Asynchronous generators are typically used where control of the prime mover is not possible, typically wind turbines or run of river hydro. While control systems are implemented to make best use of these resources, they cannot adjust output in response to a frequency change. (Some increase might be possible if the generator has been intentionally set sub-optimally, e.g.: to draw less energy from the wind than is potentially available. This being done so that on command the machine can hopefully adjust settings and thereby draw and increased amount of energy from the source).
There are two key differences affecting their contribution to stability.
- The kinetic energy of the synchronous machine’s rotor is closely coupled to the power system and therefore available for immediate conversion to power. The rotor kinetic energy of the asynchronous machine is decoupled from the system by virtue of its slip and is therefore not easily available to the system.
- Synchronous generators are controllable by governors which monitor system frequency and adjust prime mover input to bring correction to frequency movements. Asynchronous generators are typically used in applications where the energy source is not controllable, eg: wind turbines. These generators cannot respond to frequency movements representing a system energy imbalance. They are instead a cause of energy imbalance.
Short -term stability
The spinning kinetic energy in the rotors of the synchronous machines is measured in megawatt seconds. Synchronous machines provide stability under power system imbalances because the kinetic energy of their rotors (and prime movers) is locked in synchronism with the grid through the magnetic field between the rotor and the stator. The provision of this energy is essential to short duration stability of the power system.
Longer term stability is managed by governor controls.
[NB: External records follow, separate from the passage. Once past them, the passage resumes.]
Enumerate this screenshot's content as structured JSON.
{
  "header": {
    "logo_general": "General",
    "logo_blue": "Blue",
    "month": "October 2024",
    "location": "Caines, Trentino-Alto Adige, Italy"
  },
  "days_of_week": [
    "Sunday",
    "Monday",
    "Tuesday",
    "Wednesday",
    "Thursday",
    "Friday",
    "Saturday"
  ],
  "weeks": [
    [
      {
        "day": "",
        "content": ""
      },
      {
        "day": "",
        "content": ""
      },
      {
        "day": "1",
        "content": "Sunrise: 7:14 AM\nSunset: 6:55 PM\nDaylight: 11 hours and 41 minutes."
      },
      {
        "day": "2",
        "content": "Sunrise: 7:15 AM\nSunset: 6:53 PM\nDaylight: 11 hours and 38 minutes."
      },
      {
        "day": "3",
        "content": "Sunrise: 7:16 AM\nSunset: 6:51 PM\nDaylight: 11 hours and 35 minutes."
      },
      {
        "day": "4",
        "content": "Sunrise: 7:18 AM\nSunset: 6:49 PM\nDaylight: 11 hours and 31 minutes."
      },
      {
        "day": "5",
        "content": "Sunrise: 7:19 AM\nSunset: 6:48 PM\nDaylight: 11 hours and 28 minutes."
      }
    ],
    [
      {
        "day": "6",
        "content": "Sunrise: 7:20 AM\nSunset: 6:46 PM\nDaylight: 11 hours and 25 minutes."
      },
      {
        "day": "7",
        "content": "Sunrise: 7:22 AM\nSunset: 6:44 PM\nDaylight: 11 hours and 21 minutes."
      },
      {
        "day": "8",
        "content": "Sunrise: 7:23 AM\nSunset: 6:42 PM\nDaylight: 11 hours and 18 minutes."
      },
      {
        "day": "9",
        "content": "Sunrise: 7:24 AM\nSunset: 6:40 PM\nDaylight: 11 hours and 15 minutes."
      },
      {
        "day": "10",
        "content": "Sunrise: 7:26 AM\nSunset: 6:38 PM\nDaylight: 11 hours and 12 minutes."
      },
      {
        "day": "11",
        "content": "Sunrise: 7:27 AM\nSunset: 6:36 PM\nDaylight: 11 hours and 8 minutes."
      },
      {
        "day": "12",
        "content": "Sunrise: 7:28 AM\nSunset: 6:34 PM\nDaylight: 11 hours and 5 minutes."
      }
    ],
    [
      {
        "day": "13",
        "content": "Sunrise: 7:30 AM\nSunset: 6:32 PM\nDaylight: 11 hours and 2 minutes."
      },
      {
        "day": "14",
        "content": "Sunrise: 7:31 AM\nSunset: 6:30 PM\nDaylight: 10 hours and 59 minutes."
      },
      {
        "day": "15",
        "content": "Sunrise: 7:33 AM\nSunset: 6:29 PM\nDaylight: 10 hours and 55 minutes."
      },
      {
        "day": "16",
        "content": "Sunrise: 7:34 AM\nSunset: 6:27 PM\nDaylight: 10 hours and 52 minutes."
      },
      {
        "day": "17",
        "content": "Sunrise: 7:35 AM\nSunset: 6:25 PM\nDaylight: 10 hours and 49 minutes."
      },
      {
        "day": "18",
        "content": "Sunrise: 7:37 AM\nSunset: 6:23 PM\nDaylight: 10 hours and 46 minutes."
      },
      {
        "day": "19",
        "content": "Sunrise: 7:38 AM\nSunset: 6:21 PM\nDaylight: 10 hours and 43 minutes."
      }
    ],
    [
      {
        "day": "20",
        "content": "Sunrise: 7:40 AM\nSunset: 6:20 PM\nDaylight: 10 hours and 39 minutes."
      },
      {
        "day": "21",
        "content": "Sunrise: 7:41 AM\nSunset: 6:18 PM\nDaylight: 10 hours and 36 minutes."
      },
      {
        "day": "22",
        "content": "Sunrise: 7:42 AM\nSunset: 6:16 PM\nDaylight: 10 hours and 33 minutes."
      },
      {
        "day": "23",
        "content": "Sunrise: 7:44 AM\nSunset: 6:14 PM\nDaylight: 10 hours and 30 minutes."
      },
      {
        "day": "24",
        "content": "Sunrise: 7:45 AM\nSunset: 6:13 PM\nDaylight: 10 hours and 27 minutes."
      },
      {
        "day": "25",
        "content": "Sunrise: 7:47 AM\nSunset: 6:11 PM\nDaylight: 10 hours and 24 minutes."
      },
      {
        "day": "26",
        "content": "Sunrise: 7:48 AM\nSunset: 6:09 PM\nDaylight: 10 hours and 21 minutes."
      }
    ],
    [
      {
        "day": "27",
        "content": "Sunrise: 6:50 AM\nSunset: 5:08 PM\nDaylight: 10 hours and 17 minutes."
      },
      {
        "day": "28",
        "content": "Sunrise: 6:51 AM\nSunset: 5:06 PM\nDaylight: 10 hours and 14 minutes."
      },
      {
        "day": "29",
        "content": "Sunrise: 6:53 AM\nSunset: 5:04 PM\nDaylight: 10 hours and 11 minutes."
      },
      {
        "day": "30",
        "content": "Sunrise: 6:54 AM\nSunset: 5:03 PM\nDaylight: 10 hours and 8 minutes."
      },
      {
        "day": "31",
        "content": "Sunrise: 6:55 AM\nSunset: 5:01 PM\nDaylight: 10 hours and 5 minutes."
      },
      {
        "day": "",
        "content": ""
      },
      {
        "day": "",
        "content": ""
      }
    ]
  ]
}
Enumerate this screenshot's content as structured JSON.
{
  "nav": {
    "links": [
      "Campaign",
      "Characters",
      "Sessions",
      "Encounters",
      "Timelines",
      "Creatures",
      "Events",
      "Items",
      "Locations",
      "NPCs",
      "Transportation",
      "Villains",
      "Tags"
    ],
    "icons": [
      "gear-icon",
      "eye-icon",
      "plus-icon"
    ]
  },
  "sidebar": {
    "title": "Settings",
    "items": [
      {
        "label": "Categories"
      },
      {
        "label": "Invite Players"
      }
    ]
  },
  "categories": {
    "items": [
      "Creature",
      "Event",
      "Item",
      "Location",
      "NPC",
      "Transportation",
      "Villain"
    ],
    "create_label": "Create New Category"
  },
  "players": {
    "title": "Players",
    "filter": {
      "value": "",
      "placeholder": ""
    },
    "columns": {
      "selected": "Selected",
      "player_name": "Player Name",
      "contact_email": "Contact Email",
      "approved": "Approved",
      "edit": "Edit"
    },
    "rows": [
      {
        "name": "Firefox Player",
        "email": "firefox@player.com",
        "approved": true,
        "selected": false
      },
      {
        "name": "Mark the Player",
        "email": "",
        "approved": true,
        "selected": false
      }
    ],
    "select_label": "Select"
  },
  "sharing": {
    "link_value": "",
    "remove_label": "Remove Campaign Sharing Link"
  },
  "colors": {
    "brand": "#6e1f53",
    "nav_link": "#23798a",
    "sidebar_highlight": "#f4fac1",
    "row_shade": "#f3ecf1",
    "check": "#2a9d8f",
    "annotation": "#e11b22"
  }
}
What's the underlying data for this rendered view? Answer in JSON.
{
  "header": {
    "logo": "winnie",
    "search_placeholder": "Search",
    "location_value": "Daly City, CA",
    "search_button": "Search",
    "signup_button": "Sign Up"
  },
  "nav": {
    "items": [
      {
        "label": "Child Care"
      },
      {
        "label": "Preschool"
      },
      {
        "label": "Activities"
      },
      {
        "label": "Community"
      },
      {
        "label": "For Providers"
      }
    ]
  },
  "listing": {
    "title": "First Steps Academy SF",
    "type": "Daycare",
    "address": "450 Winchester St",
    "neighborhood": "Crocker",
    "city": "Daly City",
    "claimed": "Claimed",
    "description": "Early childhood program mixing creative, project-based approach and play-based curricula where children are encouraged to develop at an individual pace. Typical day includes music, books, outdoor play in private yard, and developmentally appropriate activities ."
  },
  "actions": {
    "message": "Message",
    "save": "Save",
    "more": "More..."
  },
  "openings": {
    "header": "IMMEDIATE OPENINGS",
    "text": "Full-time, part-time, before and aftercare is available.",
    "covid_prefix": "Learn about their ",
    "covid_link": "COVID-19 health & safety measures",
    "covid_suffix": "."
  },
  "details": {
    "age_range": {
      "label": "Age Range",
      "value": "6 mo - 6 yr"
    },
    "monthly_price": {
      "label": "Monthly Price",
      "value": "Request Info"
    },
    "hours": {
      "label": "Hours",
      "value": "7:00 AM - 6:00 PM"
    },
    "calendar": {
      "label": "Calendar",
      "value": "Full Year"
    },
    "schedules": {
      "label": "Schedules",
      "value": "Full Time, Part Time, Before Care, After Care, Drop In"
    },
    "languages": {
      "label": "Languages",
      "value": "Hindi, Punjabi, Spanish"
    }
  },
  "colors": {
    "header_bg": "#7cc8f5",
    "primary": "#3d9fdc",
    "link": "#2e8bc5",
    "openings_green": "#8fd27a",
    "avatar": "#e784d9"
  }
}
These devices monitor system frequency (recall that the rate of system frequency change is proportional to energy imbalance) and automatically adjust machine power output to compensate for the imbalance and restore stability.